According to Sperling, the greatest challenge to moving initiatives forward at Long Beach Memorial rested with buy-in from C-level executives and corporate headquarters who had to be convinced it was OK for physicians to receive EMR data over wireless devices and still be HIPAA compliant.
“You can’t just have anybody logging in and accessing patient records,” Sperling says, pointing out that it came down to balancing access with meeting HIPAA requirements.
Security safeguards become a major issue on a number of fronts, Malkary says, including how to handle multiple deployments to support numerous types of devices. For example, if a hospital IT department focuses solely on BlackBerrys, then the majority of physicians using iPhones are going to find other ways to get the information they need. In this case, according to Malkary, physicians are forwarding their corporate e-mail to a Gmail (Google Mail) account, which is a HIPAA violation.
“That could put the hospital at risk for a lawsuit,” he says.
Reliability concerns remain a hindrance to executive buy-in, especially if physicians and other clinicians are turning to their smartphones to receive patient alerts. “What if the system doesn’t work? Or what if I get fatigued to alerts?” notes Malkary, who says these types of issues are hurdles to overcome to meet concerns from FDA regulators.
Playing devil’s advocate to the assertion that information will be more readily available via a single device, Malkary suggests that a physician could miss a critical alert if a multitude of communication is coming over the same device. “Today there is no real way to know if [someone] got the communication,” he says.
Another issue centers on where smartphone deployment rates on hospitals’ to-do lists. In the age of meaningful use, most healthcare organizations are pushing most of their resources toward meeting the federal guidelines. Will implementing mobile devices help hospitals achieve meaningful use goals? Can smartphones provide physicians with the necessary data to fulfill requirements?
While Long Beach Memorial has fully integrated electronic access to various data via its EMR, many organizations are still working in hybrid environments. “I have access to our EMR program, so I use it to access patient records, enter orders, and other key functions,” Sperling explains. “I can do pretty much anything I can do on the desktop version … just not as easily.”
Ease of use is another roadblock preventing facilities from jumping on the smartphone bandwagon. Screen size and other readability issues make the devices sketchy tools for some physician functions. Malkary references a study whose results show that physicians are using smartphones primarily as a reference tool and not necessarily for functions that would help with the meaningful use equation.

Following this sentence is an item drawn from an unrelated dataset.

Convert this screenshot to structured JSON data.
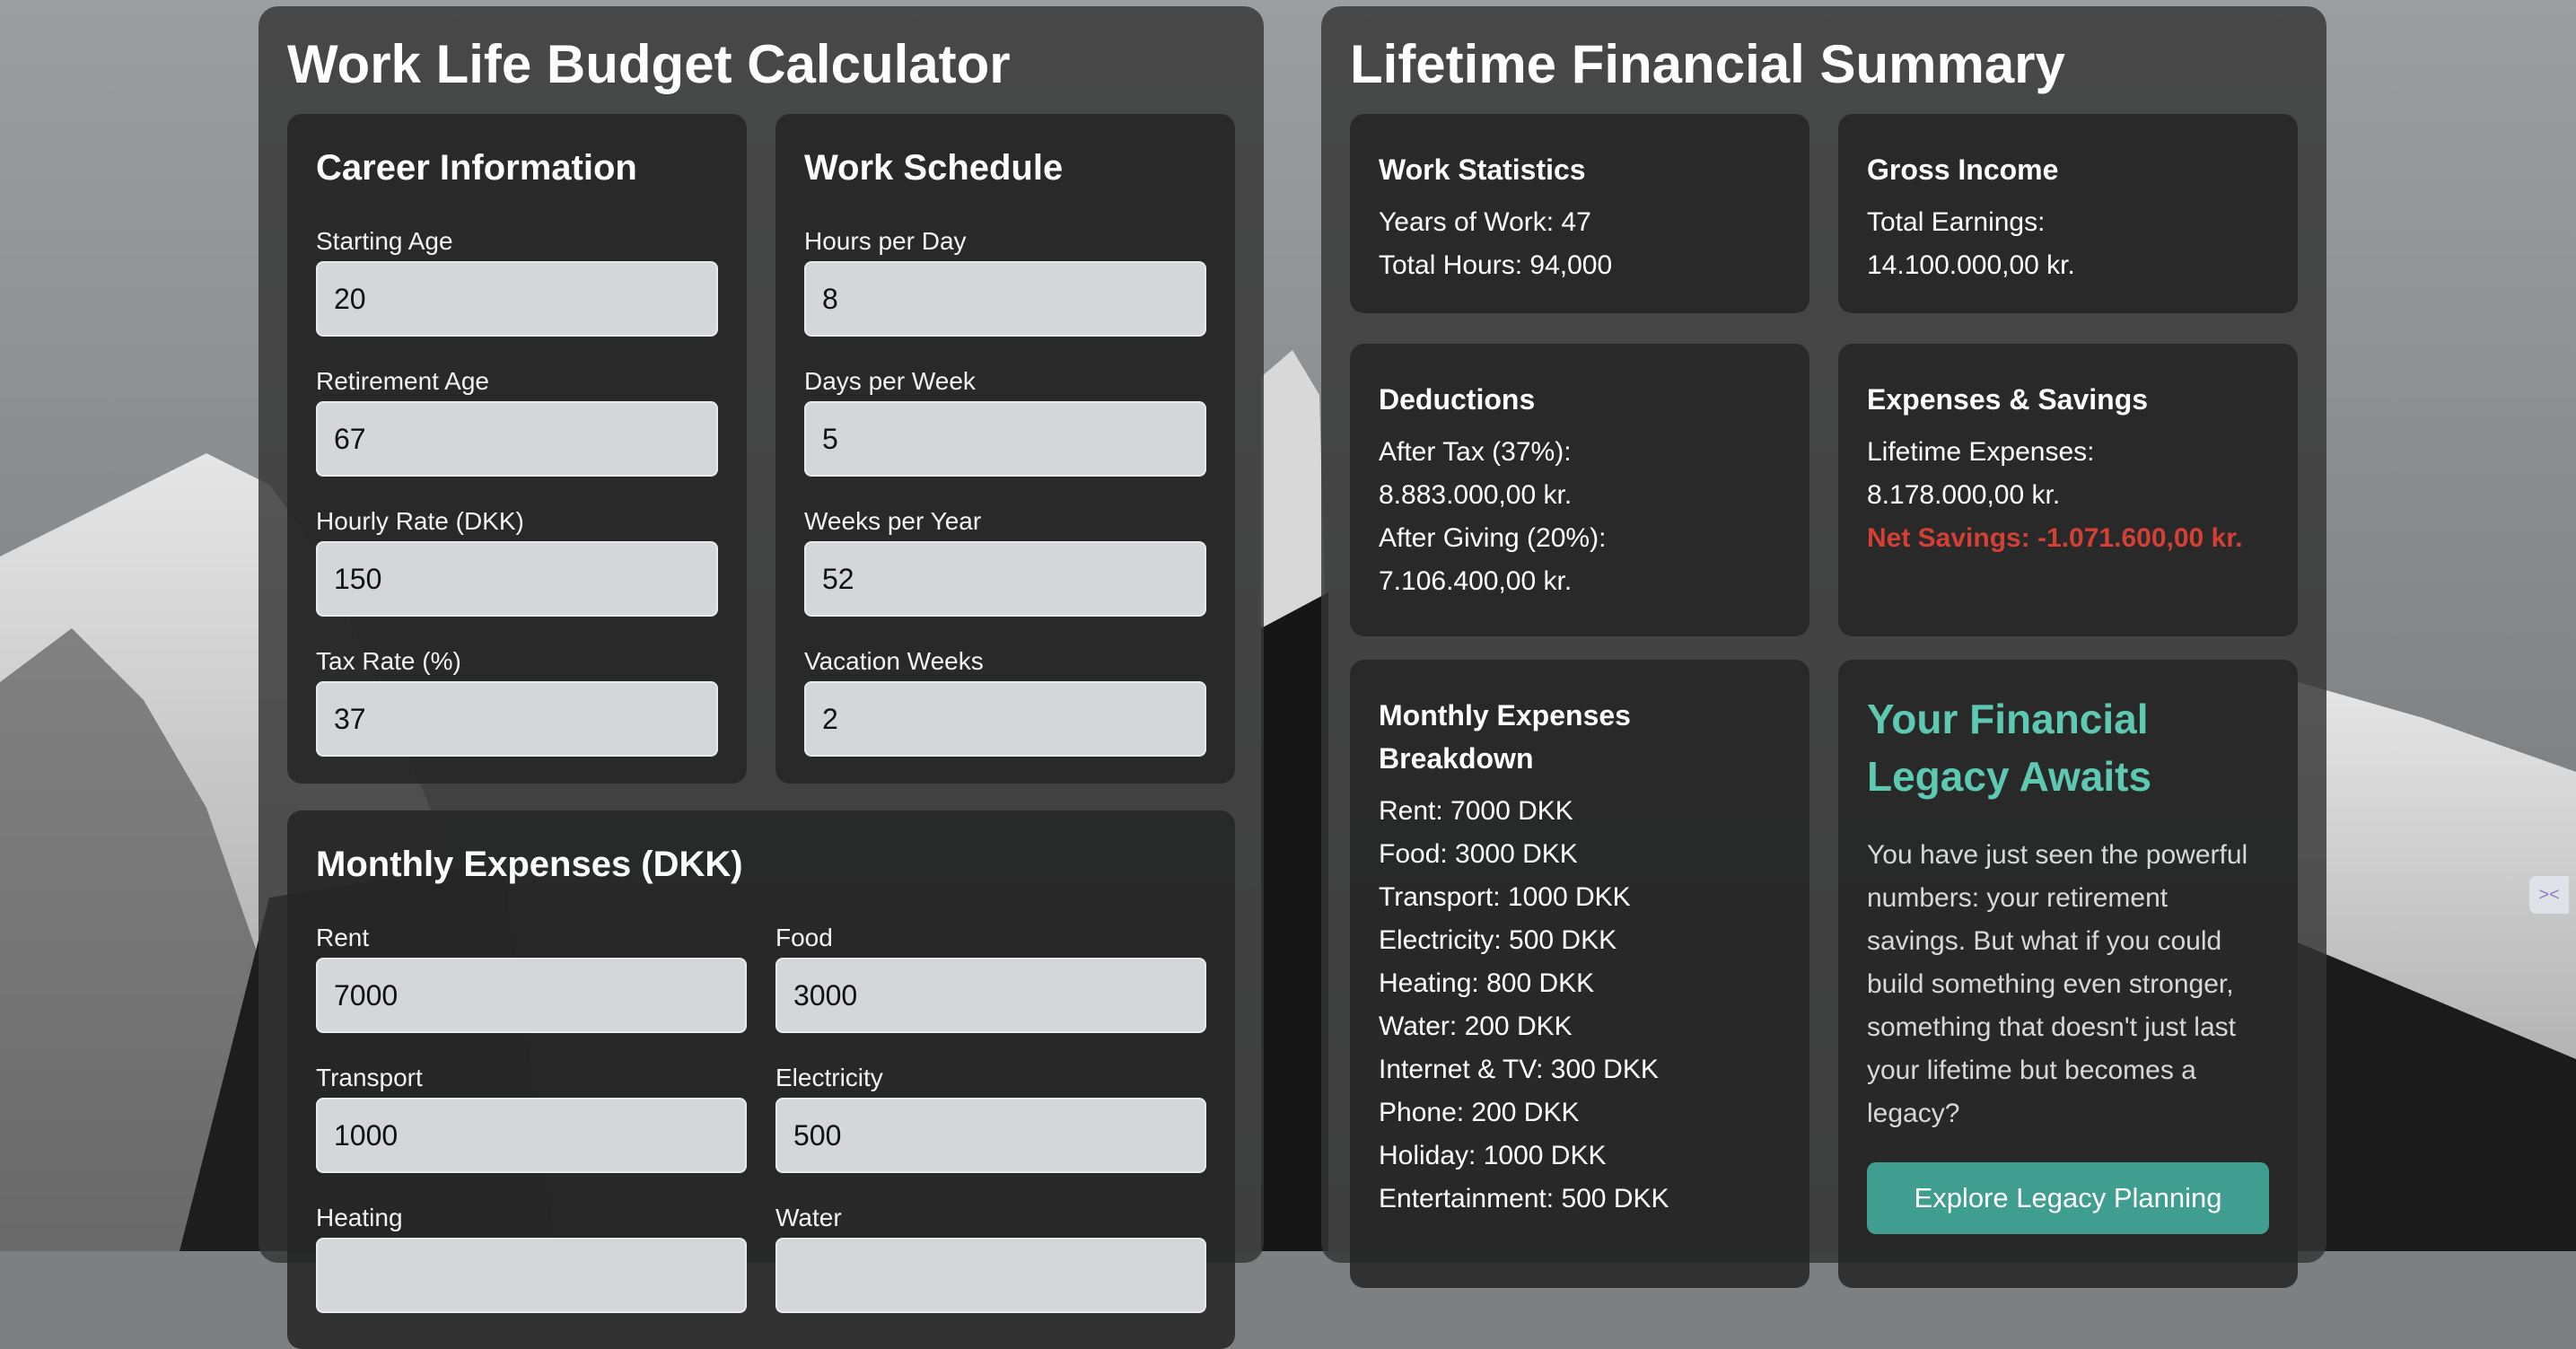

Specifically, the study found that 4% of physicians use smartphones to look up lab results, 2% for electronic charge capture, 1% to ascertain electrocardiogram results, 1% for e-prescribing, and 86% for reference applications.
While some of these numbers are dictated by the types of information a particular hospital is willing to provide on a wireless network, many physicians note they still prefer to do certain functions, namely e-prescribing, on a desktop terminal.

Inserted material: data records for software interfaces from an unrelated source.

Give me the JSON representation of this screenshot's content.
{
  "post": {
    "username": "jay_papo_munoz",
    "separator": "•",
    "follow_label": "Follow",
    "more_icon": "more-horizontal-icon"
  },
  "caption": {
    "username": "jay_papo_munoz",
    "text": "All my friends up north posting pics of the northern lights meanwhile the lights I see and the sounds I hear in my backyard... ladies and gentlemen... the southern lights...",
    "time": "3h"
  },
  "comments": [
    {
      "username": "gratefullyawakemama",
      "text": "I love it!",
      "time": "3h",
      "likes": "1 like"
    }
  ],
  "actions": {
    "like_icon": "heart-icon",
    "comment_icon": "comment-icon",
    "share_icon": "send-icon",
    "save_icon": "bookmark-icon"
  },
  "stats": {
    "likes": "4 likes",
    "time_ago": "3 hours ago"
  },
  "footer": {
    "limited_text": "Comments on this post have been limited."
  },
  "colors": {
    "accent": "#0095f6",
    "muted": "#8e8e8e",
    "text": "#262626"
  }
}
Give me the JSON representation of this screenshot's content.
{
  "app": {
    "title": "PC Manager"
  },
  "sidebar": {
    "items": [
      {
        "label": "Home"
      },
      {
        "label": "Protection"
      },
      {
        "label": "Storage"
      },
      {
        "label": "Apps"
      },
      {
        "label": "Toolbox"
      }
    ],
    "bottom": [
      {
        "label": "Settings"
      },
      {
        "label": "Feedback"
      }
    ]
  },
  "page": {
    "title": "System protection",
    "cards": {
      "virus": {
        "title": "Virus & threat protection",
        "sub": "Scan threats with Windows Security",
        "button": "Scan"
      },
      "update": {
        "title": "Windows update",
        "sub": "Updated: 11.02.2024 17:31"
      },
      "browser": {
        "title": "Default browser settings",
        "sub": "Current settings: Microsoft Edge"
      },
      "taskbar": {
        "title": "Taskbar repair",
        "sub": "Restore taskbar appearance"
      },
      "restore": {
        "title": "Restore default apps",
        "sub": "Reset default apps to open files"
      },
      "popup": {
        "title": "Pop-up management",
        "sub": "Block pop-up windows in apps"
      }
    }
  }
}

“No one is pushing the vendors to make and improve these [clinical] mobile applications,” Malkary says, adding that physicians at large are not using mobile applications for clinical information and functions. “Money is going to meaningful use. The priority is not necessarily associated with smartphones.”

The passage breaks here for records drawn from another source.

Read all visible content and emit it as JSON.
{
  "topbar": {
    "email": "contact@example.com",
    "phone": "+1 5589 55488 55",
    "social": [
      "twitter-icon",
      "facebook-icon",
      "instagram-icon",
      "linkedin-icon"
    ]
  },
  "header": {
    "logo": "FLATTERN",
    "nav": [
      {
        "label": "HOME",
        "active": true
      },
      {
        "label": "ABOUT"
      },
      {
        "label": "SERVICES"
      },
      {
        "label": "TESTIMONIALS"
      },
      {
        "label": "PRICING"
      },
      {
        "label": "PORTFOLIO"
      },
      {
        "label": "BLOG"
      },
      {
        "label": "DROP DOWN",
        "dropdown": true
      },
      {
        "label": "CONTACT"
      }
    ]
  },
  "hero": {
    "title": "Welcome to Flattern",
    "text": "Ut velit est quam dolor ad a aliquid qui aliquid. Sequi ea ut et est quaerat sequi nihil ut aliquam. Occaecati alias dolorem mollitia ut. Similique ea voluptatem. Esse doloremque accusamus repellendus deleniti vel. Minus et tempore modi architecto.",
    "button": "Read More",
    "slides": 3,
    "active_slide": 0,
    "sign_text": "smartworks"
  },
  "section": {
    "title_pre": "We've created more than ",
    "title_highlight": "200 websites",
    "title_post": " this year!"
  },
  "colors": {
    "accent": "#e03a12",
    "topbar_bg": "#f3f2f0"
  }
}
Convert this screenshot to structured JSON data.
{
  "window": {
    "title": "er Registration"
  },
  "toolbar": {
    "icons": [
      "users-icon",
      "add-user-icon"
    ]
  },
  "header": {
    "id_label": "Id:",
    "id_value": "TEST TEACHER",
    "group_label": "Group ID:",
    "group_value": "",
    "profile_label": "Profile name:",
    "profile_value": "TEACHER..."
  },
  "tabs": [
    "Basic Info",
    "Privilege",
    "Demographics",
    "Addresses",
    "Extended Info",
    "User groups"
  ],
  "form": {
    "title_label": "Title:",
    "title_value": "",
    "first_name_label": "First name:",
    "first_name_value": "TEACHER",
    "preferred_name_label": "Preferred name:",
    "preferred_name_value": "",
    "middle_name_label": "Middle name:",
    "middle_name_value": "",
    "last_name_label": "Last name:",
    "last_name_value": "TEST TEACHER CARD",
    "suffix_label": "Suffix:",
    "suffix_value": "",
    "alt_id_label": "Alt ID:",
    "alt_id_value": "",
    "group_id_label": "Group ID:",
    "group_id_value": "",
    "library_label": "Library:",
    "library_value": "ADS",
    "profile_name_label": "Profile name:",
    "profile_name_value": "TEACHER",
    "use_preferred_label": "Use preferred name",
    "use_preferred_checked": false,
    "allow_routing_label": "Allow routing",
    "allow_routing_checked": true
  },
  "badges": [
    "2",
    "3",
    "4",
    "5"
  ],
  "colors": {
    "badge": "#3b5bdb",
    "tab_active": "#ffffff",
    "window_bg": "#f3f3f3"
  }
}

— Selena Chavis is a Florida-based freelance journalist whose writing appears regularly in various trade and consumer publications.